Work to complete: Your answer must be every line of the data that holds the string "state".

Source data
__________________________________________________
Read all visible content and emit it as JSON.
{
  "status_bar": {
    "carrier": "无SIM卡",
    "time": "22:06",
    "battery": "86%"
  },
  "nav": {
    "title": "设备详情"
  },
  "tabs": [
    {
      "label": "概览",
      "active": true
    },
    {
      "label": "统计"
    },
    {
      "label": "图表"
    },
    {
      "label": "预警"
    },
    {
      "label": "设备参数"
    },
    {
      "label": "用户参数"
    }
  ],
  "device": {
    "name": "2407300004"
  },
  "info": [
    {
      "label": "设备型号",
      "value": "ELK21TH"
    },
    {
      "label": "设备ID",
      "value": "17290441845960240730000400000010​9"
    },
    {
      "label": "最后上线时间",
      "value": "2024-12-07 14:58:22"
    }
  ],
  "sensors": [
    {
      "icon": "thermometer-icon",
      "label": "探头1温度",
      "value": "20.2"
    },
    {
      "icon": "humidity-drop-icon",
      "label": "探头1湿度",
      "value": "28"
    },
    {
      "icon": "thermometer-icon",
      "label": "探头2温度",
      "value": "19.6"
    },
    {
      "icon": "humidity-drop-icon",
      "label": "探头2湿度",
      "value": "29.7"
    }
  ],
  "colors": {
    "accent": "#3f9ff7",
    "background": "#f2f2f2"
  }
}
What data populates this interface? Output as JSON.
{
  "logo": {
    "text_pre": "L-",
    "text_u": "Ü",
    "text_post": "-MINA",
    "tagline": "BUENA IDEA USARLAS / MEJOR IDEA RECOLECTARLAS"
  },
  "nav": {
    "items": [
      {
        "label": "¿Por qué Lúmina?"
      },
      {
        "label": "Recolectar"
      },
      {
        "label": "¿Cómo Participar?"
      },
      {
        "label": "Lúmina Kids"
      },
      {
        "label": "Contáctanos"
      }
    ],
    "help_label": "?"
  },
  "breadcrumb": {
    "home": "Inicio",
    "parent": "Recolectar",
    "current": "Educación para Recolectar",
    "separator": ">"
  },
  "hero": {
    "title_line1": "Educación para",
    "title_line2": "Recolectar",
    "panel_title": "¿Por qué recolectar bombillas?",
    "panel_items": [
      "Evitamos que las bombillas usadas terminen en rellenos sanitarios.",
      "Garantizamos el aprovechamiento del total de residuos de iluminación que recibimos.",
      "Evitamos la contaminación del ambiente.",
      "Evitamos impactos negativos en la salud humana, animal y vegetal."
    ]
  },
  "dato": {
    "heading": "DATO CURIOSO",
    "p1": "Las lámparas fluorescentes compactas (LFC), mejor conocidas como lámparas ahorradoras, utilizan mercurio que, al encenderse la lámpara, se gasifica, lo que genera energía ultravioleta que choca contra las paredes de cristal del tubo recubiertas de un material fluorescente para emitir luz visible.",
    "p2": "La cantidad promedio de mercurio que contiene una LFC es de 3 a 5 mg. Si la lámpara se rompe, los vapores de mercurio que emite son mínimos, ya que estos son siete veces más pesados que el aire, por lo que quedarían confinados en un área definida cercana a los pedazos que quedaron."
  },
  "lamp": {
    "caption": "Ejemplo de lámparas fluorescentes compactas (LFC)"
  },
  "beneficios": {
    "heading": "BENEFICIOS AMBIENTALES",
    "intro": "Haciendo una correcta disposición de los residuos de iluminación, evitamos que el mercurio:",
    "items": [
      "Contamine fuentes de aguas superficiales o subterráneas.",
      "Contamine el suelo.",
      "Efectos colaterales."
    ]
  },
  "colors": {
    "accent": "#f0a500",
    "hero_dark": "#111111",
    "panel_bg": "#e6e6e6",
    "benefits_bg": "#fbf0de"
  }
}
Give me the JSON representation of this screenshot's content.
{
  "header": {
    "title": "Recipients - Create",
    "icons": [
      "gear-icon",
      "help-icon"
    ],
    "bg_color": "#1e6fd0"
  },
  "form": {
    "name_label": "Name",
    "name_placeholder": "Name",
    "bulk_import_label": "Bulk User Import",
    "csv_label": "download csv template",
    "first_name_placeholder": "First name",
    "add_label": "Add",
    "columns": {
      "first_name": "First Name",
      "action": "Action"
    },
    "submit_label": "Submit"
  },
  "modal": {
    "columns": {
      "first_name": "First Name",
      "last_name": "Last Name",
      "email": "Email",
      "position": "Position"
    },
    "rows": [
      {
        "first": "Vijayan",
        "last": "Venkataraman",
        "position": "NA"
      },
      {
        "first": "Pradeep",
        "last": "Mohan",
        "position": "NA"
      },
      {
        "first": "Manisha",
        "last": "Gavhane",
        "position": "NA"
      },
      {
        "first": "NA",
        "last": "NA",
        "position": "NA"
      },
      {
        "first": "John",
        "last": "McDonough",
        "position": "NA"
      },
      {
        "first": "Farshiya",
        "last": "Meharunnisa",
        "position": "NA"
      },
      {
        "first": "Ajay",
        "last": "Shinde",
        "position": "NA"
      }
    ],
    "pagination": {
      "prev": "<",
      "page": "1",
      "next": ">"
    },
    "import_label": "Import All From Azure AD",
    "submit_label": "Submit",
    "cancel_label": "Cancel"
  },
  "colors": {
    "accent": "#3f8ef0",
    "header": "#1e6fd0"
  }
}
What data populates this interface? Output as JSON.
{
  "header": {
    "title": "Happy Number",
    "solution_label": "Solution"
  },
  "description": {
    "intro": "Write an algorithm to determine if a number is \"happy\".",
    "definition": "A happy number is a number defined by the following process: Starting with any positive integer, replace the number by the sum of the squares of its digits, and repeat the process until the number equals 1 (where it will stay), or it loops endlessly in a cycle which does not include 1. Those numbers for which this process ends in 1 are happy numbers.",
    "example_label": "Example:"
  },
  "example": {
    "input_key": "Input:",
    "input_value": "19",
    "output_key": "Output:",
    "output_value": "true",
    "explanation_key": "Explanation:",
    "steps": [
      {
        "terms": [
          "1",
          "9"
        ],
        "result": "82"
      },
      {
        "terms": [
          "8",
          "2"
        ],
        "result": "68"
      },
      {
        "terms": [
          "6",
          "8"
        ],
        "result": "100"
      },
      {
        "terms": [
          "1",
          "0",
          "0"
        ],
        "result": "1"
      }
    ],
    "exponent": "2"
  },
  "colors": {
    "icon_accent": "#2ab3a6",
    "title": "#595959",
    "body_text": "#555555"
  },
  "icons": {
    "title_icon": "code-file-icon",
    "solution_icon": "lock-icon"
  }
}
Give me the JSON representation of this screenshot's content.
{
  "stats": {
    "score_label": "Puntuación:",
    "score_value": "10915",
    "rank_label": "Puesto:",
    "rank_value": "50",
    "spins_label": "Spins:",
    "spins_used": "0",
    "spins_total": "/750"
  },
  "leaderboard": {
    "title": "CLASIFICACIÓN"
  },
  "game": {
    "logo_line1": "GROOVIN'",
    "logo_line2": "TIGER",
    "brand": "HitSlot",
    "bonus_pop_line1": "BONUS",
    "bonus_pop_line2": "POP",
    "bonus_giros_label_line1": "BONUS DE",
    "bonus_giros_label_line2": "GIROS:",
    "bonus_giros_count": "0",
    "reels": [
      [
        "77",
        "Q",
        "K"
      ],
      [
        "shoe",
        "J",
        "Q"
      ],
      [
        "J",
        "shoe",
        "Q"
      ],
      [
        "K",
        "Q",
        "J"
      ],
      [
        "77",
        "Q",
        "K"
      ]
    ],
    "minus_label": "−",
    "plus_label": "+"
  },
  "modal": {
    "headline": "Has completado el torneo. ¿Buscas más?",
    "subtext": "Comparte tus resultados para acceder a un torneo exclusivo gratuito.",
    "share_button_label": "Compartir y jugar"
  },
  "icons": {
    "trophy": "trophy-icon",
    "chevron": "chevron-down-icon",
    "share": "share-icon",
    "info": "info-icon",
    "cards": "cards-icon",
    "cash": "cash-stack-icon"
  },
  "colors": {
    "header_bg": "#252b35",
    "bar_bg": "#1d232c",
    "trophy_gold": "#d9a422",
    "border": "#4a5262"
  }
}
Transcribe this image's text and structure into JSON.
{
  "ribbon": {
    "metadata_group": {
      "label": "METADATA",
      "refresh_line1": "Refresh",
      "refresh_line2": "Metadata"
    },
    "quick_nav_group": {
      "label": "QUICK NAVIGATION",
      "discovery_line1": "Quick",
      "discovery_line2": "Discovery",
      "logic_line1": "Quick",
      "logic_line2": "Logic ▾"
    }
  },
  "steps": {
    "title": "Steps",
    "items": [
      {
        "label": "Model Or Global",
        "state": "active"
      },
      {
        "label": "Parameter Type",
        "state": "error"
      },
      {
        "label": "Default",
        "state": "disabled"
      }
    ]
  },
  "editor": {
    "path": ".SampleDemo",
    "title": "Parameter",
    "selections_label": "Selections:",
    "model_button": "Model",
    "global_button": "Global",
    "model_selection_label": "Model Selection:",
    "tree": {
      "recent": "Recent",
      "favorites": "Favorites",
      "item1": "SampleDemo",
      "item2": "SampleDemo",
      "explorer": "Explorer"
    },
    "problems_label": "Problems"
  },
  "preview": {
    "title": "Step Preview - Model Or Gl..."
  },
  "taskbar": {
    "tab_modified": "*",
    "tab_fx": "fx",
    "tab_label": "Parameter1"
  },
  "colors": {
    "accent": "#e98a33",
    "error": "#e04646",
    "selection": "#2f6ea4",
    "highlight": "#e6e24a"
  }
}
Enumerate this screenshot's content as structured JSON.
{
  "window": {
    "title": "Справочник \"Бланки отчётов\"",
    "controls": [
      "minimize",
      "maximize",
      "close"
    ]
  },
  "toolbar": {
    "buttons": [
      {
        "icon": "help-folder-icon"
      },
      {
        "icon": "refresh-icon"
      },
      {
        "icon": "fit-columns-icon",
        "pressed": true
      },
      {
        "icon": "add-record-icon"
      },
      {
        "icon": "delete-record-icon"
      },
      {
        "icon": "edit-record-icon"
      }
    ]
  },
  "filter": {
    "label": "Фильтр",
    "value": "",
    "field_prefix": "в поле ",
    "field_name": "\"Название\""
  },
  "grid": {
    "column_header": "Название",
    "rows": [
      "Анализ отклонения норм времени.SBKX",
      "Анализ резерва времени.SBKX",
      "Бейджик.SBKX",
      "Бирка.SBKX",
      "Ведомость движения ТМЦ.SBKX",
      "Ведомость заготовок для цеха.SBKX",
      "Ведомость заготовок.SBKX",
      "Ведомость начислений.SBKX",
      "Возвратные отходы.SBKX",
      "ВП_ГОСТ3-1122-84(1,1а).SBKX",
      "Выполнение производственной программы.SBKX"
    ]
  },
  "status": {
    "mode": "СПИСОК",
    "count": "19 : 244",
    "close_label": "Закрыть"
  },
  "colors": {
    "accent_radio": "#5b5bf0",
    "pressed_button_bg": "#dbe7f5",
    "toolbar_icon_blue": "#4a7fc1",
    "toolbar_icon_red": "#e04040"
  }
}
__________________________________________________
Expected output:
        "state": "active"
        "state": "error"
        "state": "disabled"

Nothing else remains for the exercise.